==== Provided records ====
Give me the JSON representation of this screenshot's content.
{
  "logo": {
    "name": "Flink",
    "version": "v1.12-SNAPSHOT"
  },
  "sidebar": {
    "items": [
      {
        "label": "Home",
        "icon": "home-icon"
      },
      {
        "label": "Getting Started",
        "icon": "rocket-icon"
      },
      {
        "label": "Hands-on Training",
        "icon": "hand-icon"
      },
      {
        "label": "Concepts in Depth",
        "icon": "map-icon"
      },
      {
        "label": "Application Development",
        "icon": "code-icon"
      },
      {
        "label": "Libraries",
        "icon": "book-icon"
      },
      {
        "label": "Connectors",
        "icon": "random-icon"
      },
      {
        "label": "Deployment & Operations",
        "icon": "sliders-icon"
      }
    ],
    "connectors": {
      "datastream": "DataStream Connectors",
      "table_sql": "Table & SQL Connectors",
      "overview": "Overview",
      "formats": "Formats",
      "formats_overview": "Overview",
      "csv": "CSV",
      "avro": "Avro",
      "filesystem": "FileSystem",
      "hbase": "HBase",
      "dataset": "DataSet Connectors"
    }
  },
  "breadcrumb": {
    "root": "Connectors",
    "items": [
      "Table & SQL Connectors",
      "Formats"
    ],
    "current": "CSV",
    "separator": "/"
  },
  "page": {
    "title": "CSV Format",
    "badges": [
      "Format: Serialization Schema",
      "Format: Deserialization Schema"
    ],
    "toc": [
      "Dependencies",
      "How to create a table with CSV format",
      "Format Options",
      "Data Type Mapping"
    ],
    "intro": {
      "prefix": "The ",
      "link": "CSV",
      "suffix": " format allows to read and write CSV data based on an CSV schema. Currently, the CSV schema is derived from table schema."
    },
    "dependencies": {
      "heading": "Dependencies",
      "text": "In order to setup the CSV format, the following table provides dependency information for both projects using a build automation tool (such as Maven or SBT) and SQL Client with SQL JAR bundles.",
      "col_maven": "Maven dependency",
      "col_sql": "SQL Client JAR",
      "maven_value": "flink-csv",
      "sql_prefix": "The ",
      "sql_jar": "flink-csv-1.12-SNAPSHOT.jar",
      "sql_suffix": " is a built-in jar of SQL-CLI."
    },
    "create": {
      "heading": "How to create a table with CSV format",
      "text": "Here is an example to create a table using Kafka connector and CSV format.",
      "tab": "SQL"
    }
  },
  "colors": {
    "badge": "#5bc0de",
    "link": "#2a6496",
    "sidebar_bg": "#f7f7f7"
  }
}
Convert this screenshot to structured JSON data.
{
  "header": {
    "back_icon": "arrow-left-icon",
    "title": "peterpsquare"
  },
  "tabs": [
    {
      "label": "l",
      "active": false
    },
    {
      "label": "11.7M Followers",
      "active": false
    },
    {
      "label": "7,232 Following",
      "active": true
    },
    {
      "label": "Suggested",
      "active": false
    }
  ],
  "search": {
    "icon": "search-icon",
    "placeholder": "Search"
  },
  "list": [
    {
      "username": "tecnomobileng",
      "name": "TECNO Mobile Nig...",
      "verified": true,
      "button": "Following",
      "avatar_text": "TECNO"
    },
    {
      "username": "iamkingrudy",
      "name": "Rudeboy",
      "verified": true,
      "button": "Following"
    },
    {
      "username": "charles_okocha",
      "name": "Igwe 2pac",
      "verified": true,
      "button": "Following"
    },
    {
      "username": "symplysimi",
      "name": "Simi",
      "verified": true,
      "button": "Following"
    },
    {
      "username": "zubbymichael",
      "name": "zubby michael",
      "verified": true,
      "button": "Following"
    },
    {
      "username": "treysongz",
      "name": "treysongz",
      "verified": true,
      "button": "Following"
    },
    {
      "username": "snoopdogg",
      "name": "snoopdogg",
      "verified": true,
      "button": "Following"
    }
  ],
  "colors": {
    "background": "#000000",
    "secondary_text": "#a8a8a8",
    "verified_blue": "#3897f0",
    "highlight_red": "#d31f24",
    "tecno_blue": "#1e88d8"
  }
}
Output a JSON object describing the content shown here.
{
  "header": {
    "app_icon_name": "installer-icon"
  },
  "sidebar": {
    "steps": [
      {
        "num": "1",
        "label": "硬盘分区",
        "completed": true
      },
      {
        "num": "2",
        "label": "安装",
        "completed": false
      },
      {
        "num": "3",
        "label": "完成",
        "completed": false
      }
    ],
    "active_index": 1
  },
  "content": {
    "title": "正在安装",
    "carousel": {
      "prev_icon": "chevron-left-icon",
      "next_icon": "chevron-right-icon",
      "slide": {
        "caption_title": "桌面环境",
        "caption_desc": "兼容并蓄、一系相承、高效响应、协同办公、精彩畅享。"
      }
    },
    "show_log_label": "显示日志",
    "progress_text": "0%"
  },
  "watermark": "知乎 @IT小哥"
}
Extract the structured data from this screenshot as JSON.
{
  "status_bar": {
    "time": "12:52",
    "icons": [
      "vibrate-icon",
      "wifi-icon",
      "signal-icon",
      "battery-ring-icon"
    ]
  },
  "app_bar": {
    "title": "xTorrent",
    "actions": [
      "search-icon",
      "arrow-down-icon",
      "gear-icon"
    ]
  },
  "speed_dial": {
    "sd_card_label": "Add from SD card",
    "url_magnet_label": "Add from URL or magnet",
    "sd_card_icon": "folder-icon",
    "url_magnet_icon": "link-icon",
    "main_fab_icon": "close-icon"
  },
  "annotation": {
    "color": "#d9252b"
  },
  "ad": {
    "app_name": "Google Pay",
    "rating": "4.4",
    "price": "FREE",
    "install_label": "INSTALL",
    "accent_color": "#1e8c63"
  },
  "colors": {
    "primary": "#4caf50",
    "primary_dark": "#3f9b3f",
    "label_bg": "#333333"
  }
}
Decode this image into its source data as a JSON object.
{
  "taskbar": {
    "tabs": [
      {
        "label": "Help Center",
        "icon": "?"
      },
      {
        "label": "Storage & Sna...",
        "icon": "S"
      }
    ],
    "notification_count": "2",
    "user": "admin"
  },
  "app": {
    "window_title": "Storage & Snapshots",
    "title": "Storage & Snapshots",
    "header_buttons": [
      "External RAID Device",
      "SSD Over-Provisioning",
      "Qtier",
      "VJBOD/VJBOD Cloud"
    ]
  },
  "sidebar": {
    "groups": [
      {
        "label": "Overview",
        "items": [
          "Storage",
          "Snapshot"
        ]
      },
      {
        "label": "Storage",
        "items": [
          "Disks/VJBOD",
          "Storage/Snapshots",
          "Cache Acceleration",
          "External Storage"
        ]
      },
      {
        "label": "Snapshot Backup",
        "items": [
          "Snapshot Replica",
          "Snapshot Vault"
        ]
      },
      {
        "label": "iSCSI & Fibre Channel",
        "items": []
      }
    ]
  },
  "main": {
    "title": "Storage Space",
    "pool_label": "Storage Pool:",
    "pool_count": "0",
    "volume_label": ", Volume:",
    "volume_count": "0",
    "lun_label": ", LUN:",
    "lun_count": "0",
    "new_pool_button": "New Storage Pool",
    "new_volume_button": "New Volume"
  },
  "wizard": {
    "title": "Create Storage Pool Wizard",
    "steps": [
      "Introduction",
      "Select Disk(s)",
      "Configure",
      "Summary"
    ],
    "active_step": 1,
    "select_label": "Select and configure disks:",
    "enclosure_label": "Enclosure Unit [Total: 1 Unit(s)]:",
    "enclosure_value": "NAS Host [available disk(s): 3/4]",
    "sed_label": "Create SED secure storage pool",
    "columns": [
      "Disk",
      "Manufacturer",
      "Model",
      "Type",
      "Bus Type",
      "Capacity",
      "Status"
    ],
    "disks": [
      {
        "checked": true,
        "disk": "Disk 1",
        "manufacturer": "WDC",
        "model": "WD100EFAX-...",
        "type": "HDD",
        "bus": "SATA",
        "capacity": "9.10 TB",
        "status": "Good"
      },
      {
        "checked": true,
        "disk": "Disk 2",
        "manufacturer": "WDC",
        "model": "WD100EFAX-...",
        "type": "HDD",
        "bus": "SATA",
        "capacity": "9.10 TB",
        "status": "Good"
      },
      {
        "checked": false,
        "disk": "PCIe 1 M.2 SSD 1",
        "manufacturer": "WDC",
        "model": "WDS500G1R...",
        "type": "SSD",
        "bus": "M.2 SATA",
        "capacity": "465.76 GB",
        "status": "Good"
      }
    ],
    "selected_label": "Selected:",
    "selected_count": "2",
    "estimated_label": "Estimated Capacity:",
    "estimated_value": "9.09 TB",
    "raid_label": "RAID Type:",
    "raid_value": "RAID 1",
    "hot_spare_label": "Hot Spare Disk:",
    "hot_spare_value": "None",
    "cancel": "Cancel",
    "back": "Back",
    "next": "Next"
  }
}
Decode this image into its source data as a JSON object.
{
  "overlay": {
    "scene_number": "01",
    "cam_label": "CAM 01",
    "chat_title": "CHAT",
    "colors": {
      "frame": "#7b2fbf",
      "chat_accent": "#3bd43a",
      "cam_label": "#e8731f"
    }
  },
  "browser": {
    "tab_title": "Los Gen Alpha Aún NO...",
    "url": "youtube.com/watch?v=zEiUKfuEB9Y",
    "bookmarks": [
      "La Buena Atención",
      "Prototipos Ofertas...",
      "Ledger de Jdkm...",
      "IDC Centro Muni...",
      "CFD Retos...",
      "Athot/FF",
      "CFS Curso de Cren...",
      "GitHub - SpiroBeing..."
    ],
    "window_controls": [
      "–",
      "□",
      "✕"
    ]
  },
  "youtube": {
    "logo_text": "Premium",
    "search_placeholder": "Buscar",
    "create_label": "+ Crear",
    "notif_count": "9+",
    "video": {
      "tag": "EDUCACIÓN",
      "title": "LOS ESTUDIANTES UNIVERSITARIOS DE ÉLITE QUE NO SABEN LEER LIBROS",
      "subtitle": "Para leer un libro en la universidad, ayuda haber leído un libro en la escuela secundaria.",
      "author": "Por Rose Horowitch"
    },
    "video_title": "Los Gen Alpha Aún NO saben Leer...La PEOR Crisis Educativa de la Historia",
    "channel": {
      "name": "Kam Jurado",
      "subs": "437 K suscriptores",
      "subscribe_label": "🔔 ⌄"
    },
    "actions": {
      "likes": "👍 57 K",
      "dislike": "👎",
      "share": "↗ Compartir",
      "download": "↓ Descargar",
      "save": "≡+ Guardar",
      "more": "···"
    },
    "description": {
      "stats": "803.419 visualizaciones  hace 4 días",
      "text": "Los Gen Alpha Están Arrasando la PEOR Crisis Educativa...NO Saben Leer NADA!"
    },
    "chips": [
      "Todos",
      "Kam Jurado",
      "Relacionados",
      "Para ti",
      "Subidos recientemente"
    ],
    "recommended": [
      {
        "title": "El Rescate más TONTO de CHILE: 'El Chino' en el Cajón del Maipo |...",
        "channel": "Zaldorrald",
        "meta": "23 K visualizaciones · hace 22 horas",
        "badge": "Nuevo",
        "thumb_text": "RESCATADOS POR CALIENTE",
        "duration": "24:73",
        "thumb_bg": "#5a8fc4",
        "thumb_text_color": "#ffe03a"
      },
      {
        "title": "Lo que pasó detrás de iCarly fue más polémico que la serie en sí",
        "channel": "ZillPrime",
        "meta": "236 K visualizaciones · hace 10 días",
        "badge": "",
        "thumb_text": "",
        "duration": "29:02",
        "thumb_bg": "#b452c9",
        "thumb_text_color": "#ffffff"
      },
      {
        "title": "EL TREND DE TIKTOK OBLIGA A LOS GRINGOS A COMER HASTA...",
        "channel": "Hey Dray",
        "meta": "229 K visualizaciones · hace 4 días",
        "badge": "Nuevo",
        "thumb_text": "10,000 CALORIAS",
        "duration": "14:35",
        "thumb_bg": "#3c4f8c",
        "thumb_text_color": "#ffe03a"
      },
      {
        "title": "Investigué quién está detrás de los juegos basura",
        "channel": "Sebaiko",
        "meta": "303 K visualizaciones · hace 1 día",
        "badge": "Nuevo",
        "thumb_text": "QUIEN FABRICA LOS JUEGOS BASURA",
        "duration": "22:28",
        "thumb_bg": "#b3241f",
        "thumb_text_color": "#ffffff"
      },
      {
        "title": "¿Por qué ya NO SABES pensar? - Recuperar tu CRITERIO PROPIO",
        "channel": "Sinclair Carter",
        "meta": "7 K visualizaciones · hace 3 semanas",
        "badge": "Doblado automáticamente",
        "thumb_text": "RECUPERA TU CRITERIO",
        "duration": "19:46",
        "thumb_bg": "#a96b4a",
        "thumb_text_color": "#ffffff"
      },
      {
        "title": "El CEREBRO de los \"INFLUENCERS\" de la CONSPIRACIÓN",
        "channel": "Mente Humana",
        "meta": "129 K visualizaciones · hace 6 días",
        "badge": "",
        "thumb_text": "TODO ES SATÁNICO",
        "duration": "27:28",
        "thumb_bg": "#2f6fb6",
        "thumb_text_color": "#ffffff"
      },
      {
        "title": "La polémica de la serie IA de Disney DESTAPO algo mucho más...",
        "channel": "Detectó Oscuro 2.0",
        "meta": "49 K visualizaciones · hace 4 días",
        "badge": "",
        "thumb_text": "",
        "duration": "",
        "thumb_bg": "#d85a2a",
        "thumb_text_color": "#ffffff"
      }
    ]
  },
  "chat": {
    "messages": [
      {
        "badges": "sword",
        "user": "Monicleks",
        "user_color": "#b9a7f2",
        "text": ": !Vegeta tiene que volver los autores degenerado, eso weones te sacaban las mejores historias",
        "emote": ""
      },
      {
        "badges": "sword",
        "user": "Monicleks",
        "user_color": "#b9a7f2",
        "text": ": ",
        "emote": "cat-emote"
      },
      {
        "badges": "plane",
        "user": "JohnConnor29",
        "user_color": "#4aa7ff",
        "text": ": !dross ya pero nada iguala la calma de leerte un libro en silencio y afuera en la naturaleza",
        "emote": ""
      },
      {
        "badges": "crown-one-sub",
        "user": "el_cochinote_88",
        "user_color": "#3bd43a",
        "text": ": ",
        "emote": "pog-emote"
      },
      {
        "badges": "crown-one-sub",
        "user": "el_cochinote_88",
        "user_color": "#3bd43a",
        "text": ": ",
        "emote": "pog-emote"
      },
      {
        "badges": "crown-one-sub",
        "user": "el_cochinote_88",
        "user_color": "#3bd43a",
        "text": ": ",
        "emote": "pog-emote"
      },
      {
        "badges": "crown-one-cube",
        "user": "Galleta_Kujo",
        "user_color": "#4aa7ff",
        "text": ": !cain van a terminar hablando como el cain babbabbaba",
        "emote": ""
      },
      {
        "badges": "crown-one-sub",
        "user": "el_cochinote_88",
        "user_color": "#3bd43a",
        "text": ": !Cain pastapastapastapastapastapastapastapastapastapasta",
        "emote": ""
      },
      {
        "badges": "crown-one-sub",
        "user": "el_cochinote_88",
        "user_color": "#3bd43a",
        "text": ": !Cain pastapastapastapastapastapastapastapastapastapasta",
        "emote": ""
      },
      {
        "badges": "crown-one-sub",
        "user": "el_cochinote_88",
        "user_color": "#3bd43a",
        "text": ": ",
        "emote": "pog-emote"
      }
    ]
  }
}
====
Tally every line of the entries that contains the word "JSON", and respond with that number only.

6